Filter this data down to the lines that hold "JSON", and copy them.

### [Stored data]
'''

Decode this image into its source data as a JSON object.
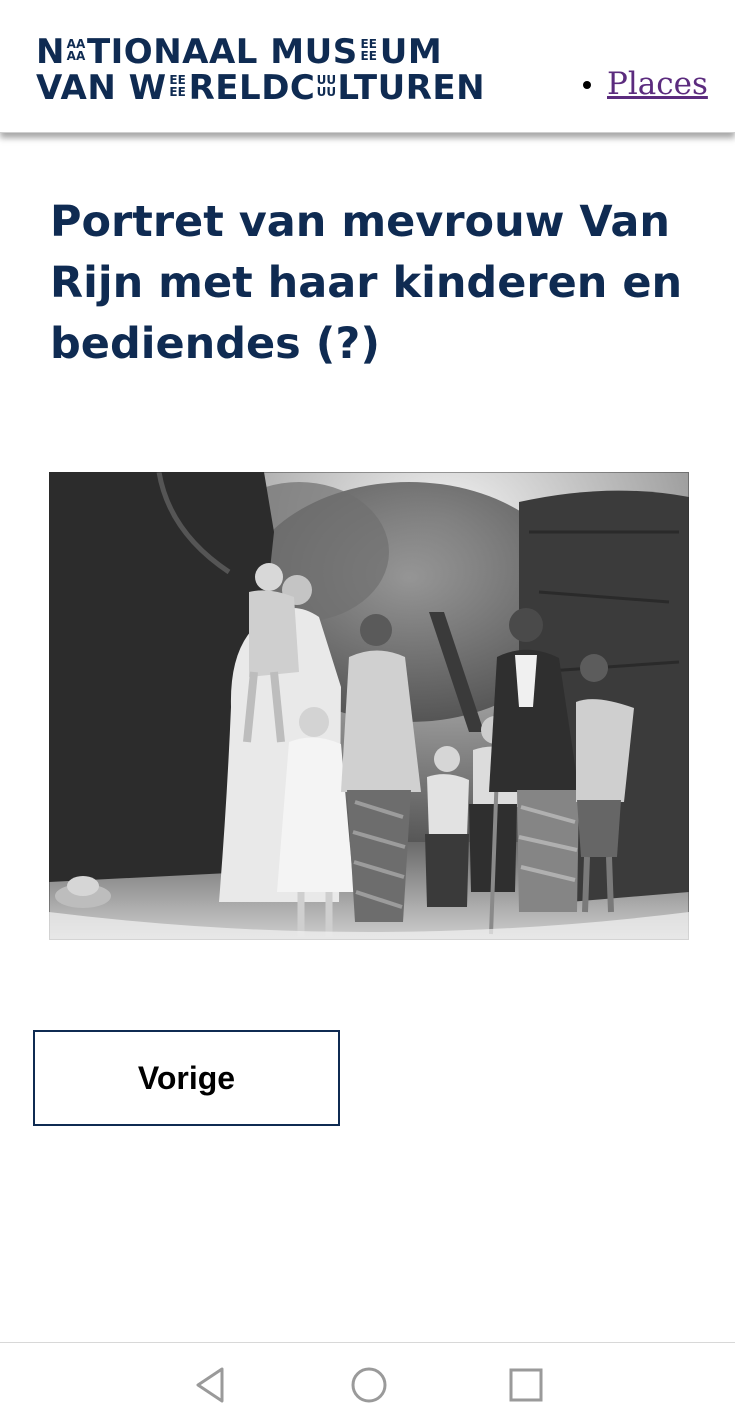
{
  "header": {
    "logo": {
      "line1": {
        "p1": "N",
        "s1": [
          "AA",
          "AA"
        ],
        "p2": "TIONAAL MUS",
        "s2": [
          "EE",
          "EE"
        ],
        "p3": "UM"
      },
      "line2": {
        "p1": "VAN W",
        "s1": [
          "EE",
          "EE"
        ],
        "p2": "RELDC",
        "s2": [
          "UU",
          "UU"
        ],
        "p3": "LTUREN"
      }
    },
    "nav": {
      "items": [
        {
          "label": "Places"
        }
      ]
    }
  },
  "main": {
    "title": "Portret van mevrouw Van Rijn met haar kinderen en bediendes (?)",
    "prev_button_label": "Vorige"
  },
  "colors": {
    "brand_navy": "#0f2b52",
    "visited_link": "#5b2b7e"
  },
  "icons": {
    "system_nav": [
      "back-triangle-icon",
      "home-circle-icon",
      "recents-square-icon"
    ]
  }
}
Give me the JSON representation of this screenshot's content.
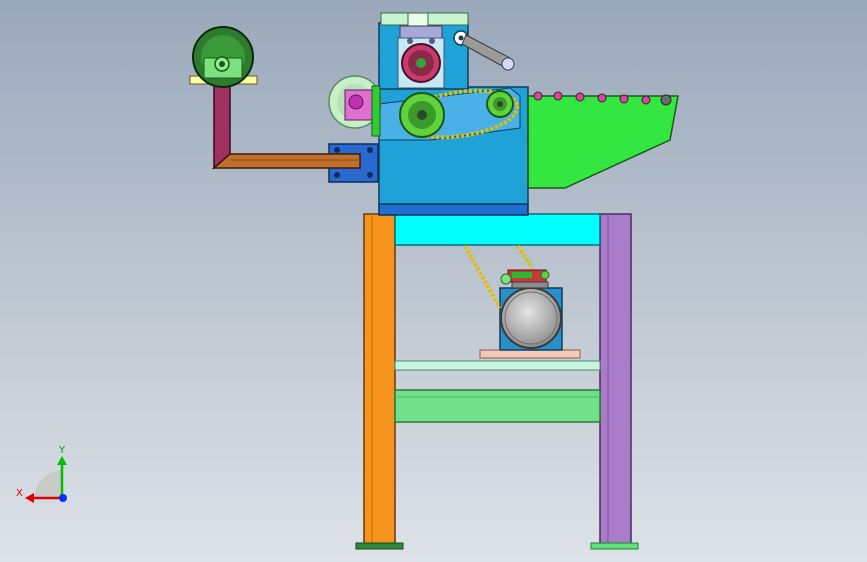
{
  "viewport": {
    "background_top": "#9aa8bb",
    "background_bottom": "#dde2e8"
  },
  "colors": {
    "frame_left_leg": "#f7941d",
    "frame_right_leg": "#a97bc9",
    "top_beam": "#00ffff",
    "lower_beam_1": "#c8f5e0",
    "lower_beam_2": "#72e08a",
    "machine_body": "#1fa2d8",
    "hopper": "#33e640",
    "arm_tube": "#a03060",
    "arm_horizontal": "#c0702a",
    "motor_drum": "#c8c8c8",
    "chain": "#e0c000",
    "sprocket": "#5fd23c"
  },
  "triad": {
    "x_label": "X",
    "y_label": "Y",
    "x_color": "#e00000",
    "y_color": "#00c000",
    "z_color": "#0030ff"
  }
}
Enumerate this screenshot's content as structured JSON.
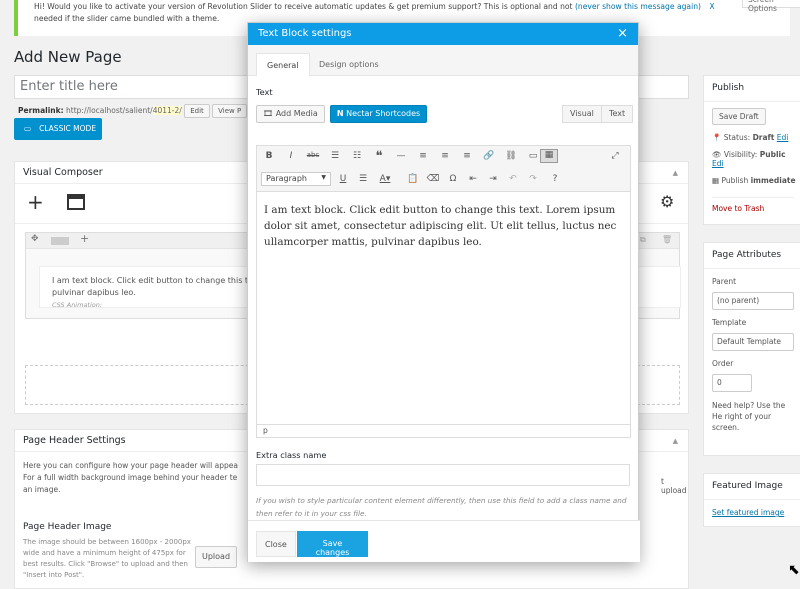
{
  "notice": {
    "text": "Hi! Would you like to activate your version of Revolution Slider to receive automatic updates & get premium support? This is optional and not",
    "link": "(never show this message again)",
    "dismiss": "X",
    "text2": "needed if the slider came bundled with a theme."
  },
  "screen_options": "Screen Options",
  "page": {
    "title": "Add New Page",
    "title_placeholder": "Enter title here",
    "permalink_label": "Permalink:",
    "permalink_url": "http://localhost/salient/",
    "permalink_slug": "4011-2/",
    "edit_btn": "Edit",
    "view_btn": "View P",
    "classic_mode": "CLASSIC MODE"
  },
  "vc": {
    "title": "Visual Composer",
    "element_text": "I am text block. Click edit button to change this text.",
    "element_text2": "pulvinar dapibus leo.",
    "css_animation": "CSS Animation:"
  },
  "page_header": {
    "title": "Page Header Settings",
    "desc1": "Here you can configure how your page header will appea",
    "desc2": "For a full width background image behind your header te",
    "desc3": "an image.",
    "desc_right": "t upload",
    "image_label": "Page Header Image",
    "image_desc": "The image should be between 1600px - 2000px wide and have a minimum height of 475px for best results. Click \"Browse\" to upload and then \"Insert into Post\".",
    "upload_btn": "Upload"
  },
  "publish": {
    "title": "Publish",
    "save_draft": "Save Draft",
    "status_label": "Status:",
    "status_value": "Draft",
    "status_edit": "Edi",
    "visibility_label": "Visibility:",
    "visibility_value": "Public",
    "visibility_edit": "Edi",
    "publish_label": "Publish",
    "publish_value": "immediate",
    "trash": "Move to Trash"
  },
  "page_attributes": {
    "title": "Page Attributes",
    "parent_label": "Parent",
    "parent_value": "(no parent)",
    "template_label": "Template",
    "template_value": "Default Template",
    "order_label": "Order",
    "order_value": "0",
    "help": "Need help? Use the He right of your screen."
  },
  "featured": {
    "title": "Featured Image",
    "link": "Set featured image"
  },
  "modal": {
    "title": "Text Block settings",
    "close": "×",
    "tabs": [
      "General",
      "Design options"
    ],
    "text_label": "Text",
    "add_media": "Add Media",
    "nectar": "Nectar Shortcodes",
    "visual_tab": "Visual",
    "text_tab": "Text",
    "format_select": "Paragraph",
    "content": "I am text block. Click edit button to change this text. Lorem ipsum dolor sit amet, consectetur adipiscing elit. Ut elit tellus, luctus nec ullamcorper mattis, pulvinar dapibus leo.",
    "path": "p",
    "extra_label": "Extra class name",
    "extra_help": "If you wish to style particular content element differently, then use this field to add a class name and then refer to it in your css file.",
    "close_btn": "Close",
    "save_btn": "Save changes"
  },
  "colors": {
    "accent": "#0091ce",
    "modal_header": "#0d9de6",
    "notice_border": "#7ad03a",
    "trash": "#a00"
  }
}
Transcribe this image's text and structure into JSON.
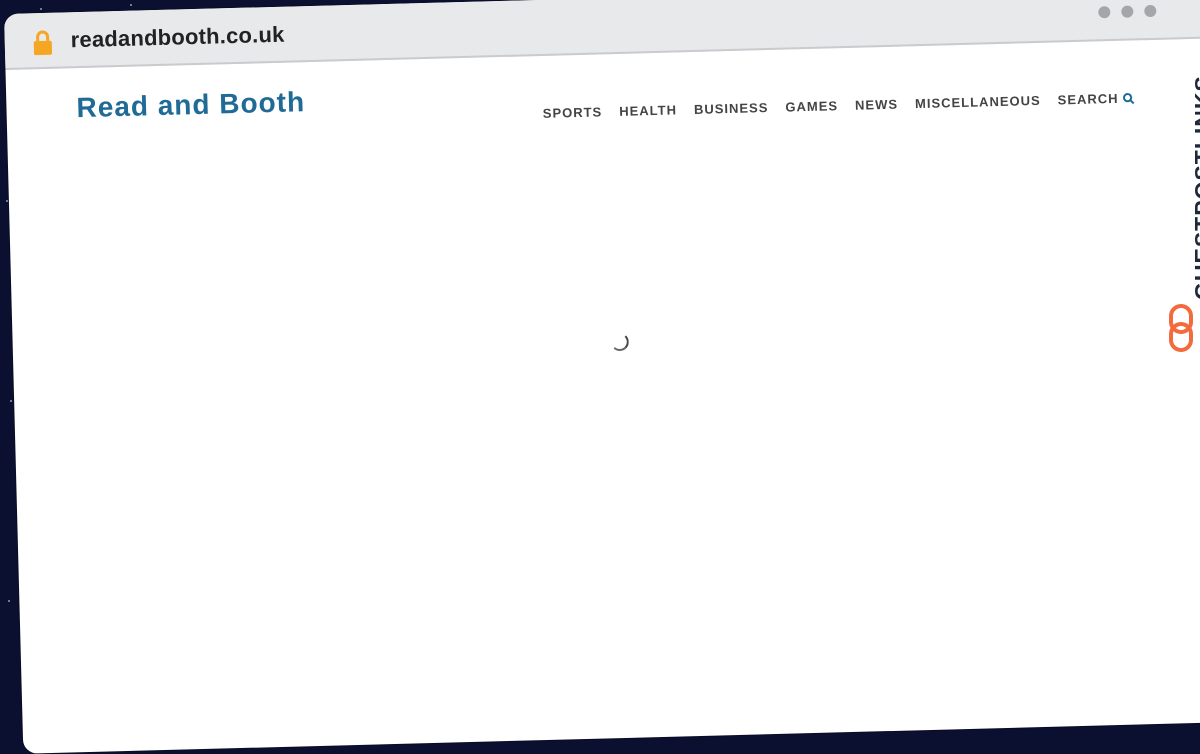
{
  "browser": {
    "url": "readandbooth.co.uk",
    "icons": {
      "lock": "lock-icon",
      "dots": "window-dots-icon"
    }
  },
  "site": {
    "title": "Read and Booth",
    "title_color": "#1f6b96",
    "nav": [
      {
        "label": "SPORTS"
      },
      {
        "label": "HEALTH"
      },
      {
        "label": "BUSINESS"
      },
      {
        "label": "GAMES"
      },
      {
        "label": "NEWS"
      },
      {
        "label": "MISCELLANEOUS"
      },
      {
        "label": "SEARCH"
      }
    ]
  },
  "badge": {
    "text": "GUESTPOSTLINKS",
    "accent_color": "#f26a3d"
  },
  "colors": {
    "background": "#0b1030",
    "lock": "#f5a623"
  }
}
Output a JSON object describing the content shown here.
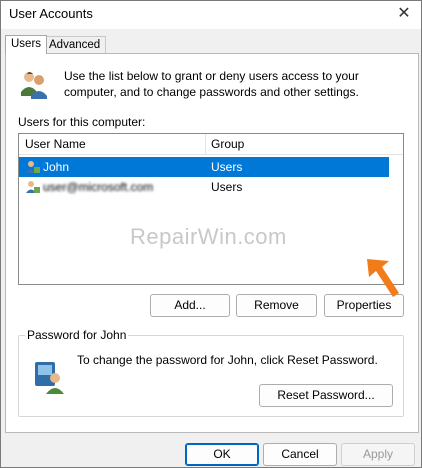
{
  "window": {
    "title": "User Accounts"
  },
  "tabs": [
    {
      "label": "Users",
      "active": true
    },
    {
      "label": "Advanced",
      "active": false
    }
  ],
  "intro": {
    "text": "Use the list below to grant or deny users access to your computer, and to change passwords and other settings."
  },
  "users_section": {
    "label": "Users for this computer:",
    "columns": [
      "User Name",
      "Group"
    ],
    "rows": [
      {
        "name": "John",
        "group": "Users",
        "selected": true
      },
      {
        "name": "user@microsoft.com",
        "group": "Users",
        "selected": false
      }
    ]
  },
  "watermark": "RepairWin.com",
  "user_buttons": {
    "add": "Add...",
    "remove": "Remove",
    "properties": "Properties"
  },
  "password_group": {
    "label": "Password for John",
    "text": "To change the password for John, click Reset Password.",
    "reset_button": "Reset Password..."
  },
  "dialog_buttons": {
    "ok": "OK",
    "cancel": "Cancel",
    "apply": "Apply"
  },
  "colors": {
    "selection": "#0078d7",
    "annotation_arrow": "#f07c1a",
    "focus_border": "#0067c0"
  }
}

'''

### [RESULT]
Decode this image into its source data as a JSON object.
Give me the JSON representation of this screenshot's content.
Enumerate this screenshot's content as structured JSON.
Transcribe this image's text and structure into JSON.
Output a JSON object describing the content shown here.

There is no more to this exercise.